## [AIM OF THE TASK]
Only the text carries over: repeat the records exactly and drop the images.

## [AVAILABLE DATA]
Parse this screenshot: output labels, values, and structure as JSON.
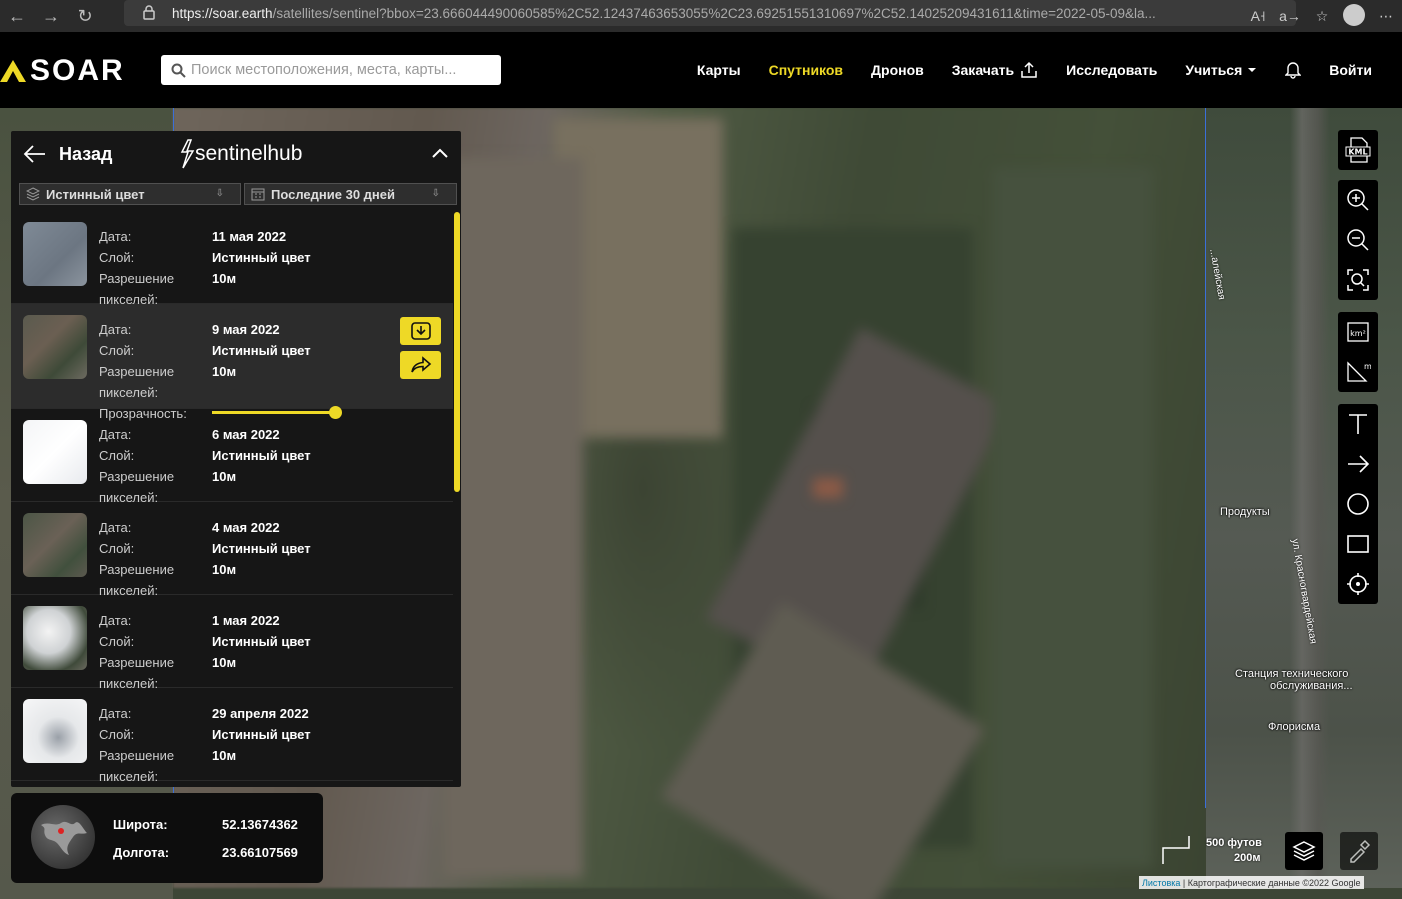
{
  "browser": {
    "url_host": "https://soar.earth",
    "url_rest": "/satellites/sentinel?bbox=23.666044490060585%2C52.12437463653055%2C23.69251551310697%2C52.14025209431611&time=2022-05-09&la..."
  },
  "header": {
    "logo": "SOAR",
    "search_placeholder": "Поиск местоположения, места, карты...",
    "nav": [
      {
        "label": "Карты"
      },
      {
        "label": "Спутников"
      },
      {
        "label": "Дронов"
      },
      {
        "label": "Закачать"
      },
      {
        "label": "Исследовать"
      },
      {
        "label": "Учиться"
      }
    ],
    "login": "Войти"
  },
  "panel": {
    "back_label": "Назад",
    "provider": "sentinelhub",
    "layer_select": "Истинный цвет",
    "date_select": "Последние 30 дней",
    "labels": {
      "date": "Дата:",
      "layer": "Слой:",
      "res1": "Разрешение",
      "res2": "пикселей:",
      "opacity": "Прозрачность:"
    },
    "items": [
      {
        "date": "11 мая 2022",
        "layer": "Истинный цвет",
        "res": "10м"
      },
      {
        "date": "9 мая 2022",
        "layer": "Истинный цвет",
        "res": "10м"
      },
      {
        "date": "6 мая 2022",
        "layer": "Истинный цвет",
        "res": "10м"
      },
      {
        "date": "4 мая 2022",
        "layer": "Истинный цвет",
        "res": "10м"
      },
      {
        "date": "1 мая 2022",
        "layer": "Истинный цвет",
        "res": "10м"
      },
      {
        "date": "29 апреля 2022",
        "layer": "Истинный цвет",
        "res": "10м"
      }
    ],
    "opacity_fraction": 1.0
  },
  "coords": {
    "lat_label": "Широта:",
    "lat": "52.13674362",
    "lon_label": "Долгота:",
    "lon": "23.66107569"
  },
  "map": {
    "poi": [
      "Продукты",
      "Станция технического",
      "обслуживания...",
      "Флорисма"
    ],
    "street": "ул. Красногвардейская",
    "street2": "...алейская",
    "scale_ft": "500 футов",
    "scale_m": "200м",
    "attrib_link": "Листовка",
    "attrib_text": "| Картографические данные ©2022 Google"
  },
  "tools": {
    "kml": "KML",
    "km": "km²",
    "m": "m"
  },
  "colors": {
    "accent": "#eed926",
    "panel": "#161616"
  }
}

## [RESPONSE TO THE TASK]
Parse this screenshot: output labels, values, and structure as JSON.
{
  "browser": {
    "url_host": "https://soar.earth",
    "url_rest": "/satellites/sentinel?bbox=23.666044490060585%2C52.12437463653055%2C23.69251551310697%2C52.14025209431611&time=2022-05-09&la..."
  },
  "header": {
    "logo": "SOAR",
    "search_placeholder": "Поиск местоположения, места, карты...",
    "nav": [
      {
        "label": "Карты"
      },
      {
        "label": "Спутников"
      },
      {
        "label": "Дронов"
      },
      {
        "label": "Закачать"
      },
      {
        "label": "Исследовать"
      },
      {
        "label": "Учиться"
      }
    ],
    "login": "Войти"
  },
  "panel": {
    "back_label": "Назад",
    "provider": "sentinelhub",
    "layer_select": "Истинный цвет",
    "date_select": "Последние 30 дней",
    "labels": {
      "date": "Дата:",
      "layer": "Слой:",
      "res1": "Разрешение",
      "res2": "пикселей:",
      "opacity": "Прозрачность:"
    },
    "items": [
      {
        "date": "11 мая 2022",
        "layer": "Истинный цвет",
        "res": "10м"
      },
      {
        "date": "9 мая 2022",
        "layer": "Истинный цвет",
        "res": "10м"
      },
      {
        "date": "6 мая 2022",
        "layer": "Истинный цвет",
        "res": "10м"
      },
      {
        "date": "4 мая 2022",
        "layer": "Истинный цвет",
        "res": "10м"
      },
      {
        "date": "1 мая 2022",
        "layer": "Истинный цвет",
        "res": "10м"
      },
      {
        "date": "29 апреля 2022",
        "layer": "Истинный цвет",
        "res": "10м"
      }
    ],
    "opacity_fraction": 1.0
  },
  "coords": {
    "lat_label": "Широта:",
    "lat": "52.13674362",
    "lon_label": "Долгота:",
    "lon": "23.66107569"
  },
  "map": {
    "poi": [
      "Продукты",
      "Станция технического",
      "обслуживания...",
      "Флорисма"
    ],
    "street": "ул. Красногвардейская",
    "street2": "...алейская",
    "scale_ft": "500 футов",
    "scale_m": "200м",
    "attrib_link": "Листовка",
    "attrib_text": "| Картографические данные ©2022 Google"
  },
  "tools": {
    "kml": "KML",
    "km": "km²",
    "m": "m"
  },
  "colors": {
    "accent": "#eed926",
    "panel": "#161616"
  }
}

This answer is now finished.